Visitors view a robot at Inner Mongolia Science and Technology Museum in Hohhot, capital of North China's Inner Mongolia autonomous region. [Photo/hhhtnews]
Artificial intelligence, commonly known as AI, has been a hot topic during the fourth World Internet Conference, which closed on Dec 5. Many people think that this is only the beginning, whereas others feel that the AI bubble will soon pop.
Liu Yong, who owns a noodle restaurant in Hohhot, claimed that he has been a beneficiary of AI. He introduced a robot cook to make noodles five years ago, helping him save more than 200,000 yuan ($30,022) in labor costs.
"The robot can make the perfect noodles every time," said Liu.
AI robots are already being used in places like restaurants, factories, banks, prisons and courts in Inner Mongolia and have increased efficiency and improved people's lives.
Lu Min, a doctoral candidate at Inner Mongolia University (IMU), developed a correction system for the Mongolian language by using AI technology, improving efficiency greatly. At present, the system is being widely used by local print media, and primary and middle schools.
Hou Hongxu, a professor and doctoral supervisor at IMU said that such a system is of practical significance.
When it comes to industrial robots, Tang Shufeng, a technical expert at a Hohhot-based auto company was not optimistic.
"Most of the industrial robots are imported from foreign countries and don't sell well in Inner Mongolia. But I think the robots used for education have become compulsory in primary and middle schools," said Tang.
Tang, who has been engaged in AI research for more than 10 years, expressed his worries over the lack of technology workers.
"Inner Mongolia has a large pool of workers skilled in AI technologies, but suffers from a brain drain due to the inadequate development of AI in the region," he said.
"Even local skilled workers prefer high-tech companies in the Beijing-Tianjin-Hebei region, Yangtze River Delta, and Pearl River Delta," said Hou Hongxu.
China lacks more than one million skilled technology workers, according to tech giant Tencent's new "2017 Global AI Talent White Paper" released on Dec 1.
Given this situation, Hou pointed out that the key challenge for AI development in the region is the shortage of workers, stressing that he hoped the local government will enact more preferential policies to retain and attract workers.

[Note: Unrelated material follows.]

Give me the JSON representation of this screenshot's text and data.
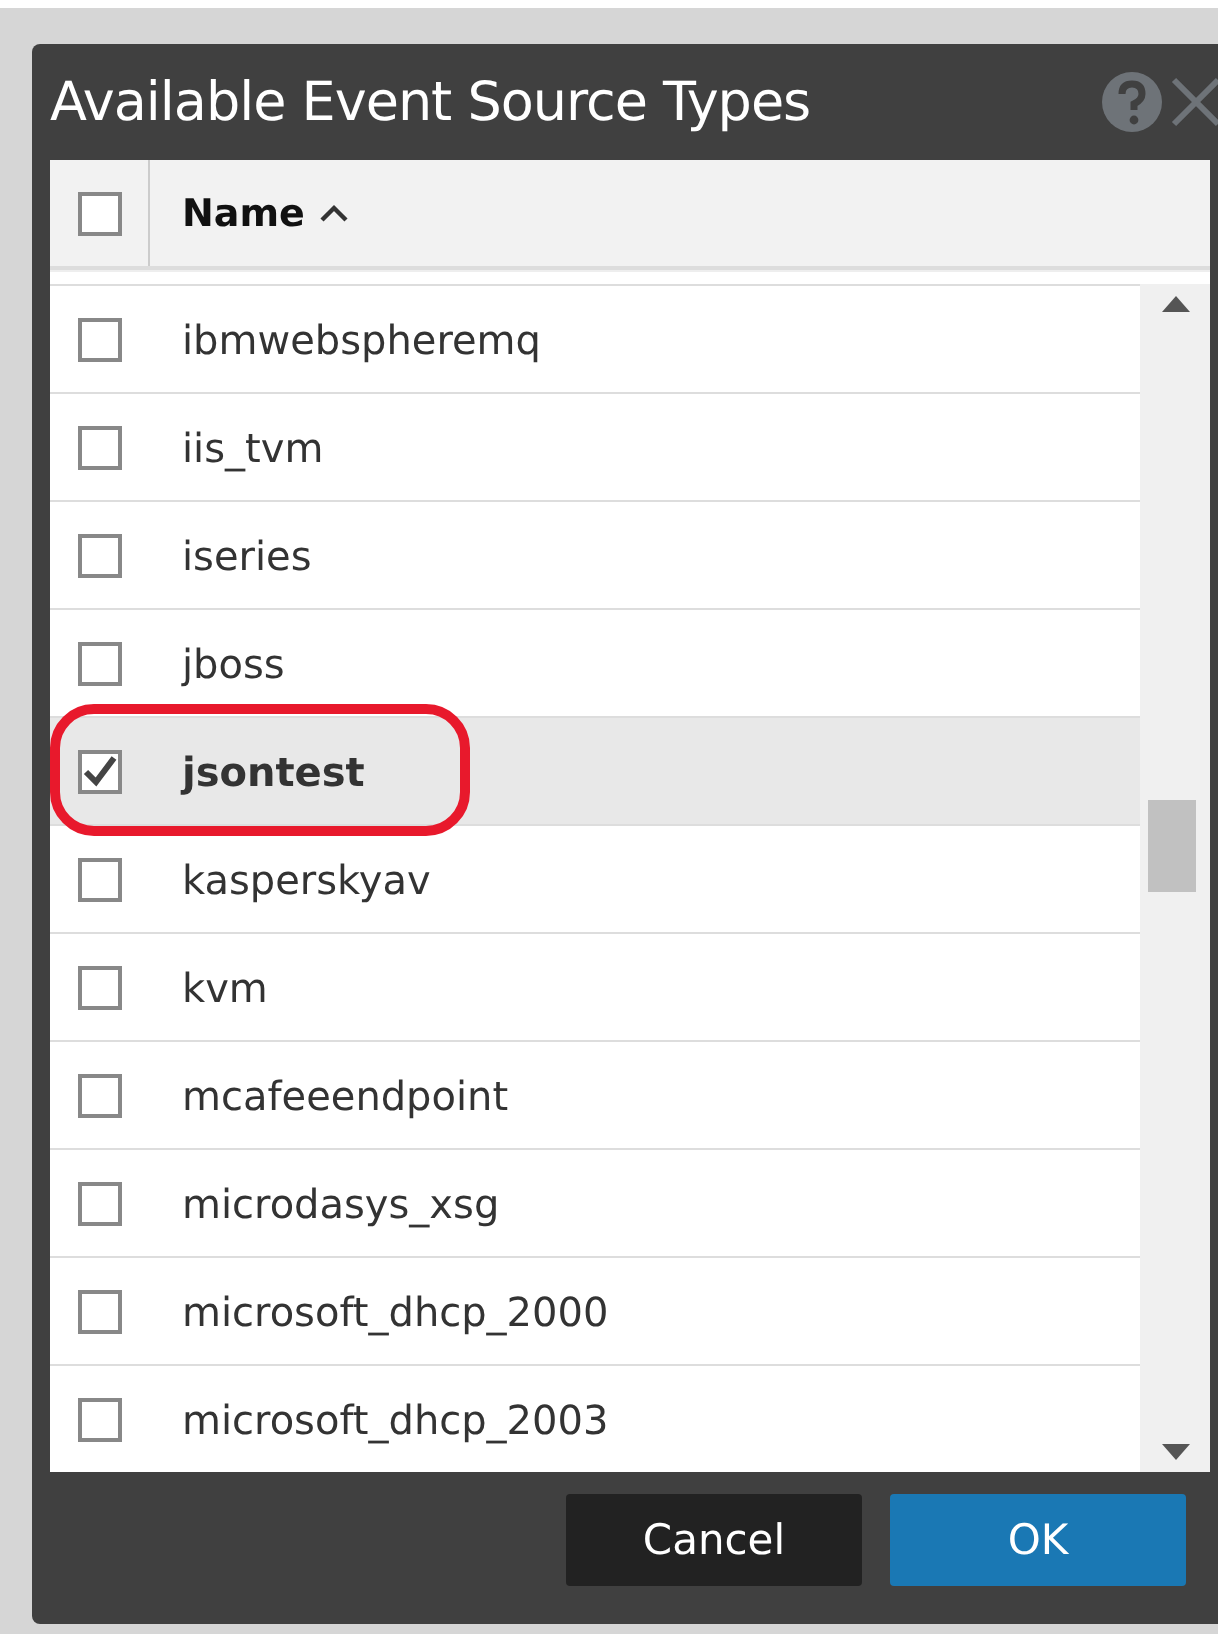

Rock 1, a security robot developed by experts from Rochester Institute of Technology, Beihang University, and Chinese Academy of Sciences, unveils in Hohhot, capital of North China's Inner Mongolia autonomous region, July 28, 2017. [Photo/sina.com]
Hohhot has been looking to expand the scale of the AI industry in the city, according to guidelines issued in September this year. The Guidelines on Application of the City's Science and Technology Projects were published by the Science and Technology Bureau, and Finance Bureau of Hohhot, encouraging the application of projects for Unmanned Aerial Vehicles (UAVs), AI, and intelligent processing.

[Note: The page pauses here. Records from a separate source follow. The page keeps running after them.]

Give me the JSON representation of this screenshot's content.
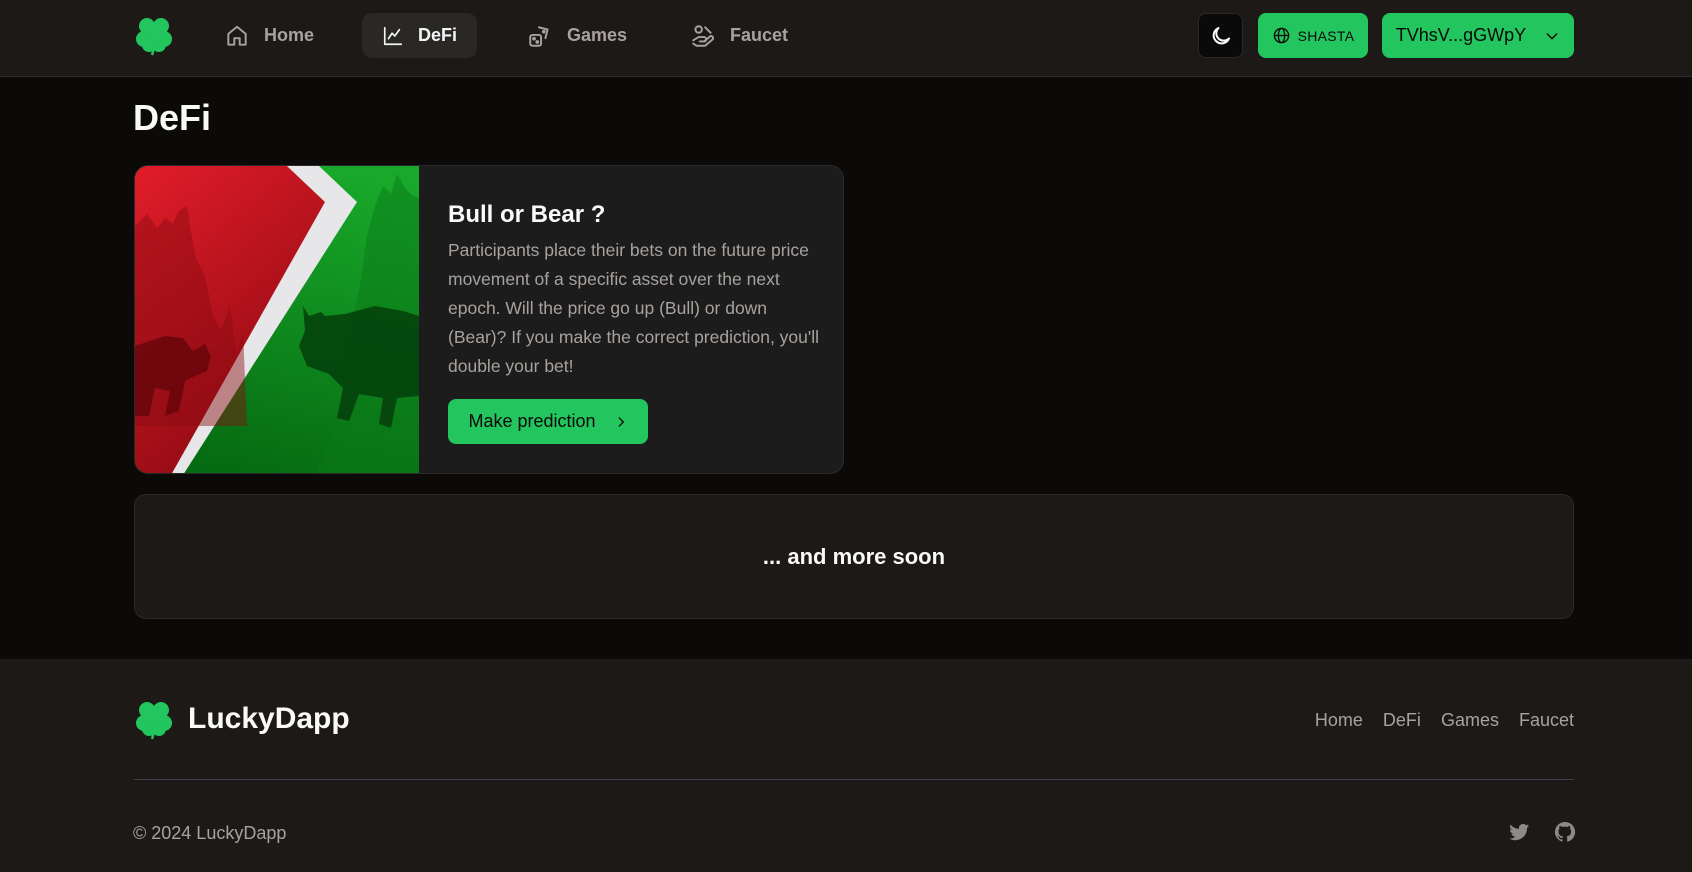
{
  "nav": {
    "items": [
      {
        "label": "Home",
        "icon": "home-icon"
      },
      {
        "label": "DeFi",
        "icon": "chart-line-icon",
        "active": true
      },
      {
        "label": "Games",
        "icon": "dice-icon"
      },
      {
        "label": "Faucet",
        "icon": "hand-coins-icon"
      }
    ],
    "theme_icon": "moon-icon",
    "network_label": "SHASTA",
    "wallet_label": "TVhsV...gGWpY"
  },
  "main": {
    "title": "DeFi",
    "card": {
      "title": "Bull or Bear ?",
      "description": "Participants place their bets on the future price movement of a specific asset over the next epoch. Will the price go up (Bull) or down (Bear)? If you make the correct prediction, you'll double your bet!",
      "button_label": "Make prediction"
    },
    "more_text": "... and more soon"
  },
  "footer": {
    "brand": "LuckyDapp",
    "links": [
      "Home",
      "DeFi",
      "Games",
      "Faucet"
    ],
    "copyright": "© 2024 LuckyDapp"
  },
  "colors": {
    "accent": "#22c55e",
    "background": "#0b0a09",
    "surface": "#1c1917"
  }
}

"Promoting the development of AI is the general trend," said Chi Bo, a director from the Science and Technology Department of Inner Mongolia.
Chi claimed that an increasing number of high and new technology companies have been established in Inner Mongolia. Statistics reveal that there are 520 high-tech companies in the region, providing a sound environment for AI development.

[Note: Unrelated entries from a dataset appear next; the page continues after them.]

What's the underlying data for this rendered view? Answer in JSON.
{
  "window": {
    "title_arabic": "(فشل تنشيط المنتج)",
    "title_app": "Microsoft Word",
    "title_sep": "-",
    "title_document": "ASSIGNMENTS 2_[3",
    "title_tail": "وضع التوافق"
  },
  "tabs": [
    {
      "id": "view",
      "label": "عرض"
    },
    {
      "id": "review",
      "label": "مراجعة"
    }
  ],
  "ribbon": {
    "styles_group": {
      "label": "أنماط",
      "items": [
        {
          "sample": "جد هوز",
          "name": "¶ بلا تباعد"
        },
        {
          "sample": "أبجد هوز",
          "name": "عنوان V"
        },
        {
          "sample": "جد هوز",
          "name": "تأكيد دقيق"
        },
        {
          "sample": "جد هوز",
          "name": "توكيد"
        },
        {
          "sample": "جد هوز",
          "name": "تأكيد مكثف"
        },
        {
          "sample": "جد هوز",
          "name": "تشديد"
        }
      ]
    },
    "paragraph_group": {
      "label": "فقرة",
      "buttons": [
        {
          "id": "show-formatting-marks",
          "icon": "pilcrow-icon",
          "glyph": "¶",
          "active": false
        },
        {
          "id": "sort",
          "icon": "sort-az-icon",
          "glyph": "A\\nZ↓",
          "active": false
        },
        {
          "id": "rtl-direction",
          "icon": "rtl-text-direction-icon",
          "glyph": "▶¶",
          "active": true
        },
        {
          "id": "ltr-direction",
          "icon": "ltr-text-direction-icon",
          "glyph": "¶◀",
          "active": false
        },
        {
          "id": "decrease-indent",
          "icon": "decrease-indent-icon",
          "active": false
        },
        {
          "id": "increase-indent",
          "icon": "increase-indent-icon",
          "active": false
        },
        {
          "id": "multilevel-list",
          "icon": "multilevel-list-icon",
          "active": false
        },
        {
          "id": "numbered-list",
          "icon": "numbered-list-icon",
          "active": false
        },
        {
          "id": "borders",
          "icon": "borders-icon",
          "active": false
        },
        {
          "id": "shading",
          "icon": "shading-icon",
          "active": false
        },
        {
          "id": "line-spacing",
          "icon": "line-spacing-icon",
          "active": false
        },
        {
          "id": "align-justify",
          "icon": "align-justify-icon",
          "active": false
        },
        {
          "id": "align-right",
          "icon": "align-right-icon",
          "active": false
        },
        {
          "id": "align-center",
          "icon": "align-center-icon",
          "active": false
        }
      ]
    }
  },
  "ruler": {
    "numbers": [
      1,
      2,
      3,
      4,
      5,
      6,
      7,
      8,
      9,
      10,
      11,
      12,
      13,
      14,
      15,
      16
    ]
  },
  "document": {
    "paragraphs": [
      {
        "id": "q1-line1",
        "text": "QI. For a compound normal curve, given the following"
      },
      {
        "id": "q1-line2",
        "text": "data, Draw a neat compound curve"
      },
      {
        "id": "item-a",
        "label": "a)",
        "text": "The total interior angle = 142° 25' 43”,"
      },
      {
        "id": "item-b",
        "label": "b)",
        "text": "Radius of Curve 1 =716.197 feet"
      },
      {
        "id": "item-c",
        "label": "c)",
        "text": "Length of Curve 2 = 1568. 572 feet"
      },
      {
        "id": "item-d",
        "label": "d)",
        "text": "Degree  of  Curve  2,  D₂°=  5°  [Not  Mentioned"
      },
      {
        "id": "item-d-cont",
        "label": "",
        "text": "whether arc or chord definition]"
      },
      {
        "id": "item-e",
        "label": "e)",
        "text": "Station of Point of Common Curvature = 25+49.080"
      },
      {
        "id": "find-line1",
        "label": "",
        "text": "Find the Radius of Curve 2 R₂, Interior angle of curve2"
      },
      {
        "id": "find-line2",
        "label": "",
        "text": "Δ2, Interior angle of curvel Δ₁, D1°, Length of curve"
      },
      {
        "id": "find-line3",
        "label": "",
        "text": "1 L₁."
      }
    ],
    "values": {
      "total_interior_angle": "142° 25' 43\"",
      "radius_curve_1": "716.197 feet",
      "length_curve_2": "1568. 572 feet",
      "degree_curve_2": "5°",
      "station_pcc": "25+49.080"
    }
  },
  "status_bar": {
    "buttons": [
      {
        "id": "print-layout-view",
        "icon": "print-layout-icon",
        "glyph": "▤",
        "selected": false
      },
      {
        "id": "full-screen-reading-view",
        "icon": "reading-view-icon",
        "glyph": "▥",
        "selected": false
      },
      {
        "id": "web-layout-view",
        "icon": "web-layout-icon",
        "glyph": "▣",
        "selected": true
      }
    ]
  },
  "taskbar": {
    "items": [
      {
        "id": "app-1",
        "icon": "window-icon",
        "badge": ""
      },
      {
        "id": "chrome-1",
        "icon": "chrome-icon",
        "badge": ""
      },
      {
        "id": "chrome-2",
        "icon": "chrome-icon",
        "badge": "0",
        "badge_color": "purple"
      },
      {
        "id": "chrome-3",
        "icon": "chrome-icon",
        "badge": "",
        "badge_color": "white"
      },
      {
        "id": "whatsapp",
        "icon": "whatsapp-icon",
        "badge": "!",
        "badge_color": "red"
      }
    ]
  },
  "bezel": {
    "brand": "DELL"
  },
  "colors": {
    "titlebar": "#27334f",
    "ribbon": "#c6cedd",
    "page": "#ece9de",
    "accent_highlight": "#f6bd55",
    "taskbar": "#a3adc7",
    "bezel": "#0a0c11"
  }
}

Yu Guangjun, director of the Institute of Economics at the Inner Mongolia Academy of Social Sciences, said that AI technology is still in the early stages of development.
Still, some are worried that humans will become obsolete and robots will put people out of work.
Technological change always raises fears of mass unemployment, Yu noted.
"Artificial intelligence is now taking over some repetitive jobs, but those that require lots of human communication won't be easily automated," stressed Yu, adding that automation could liberate people from drudgery.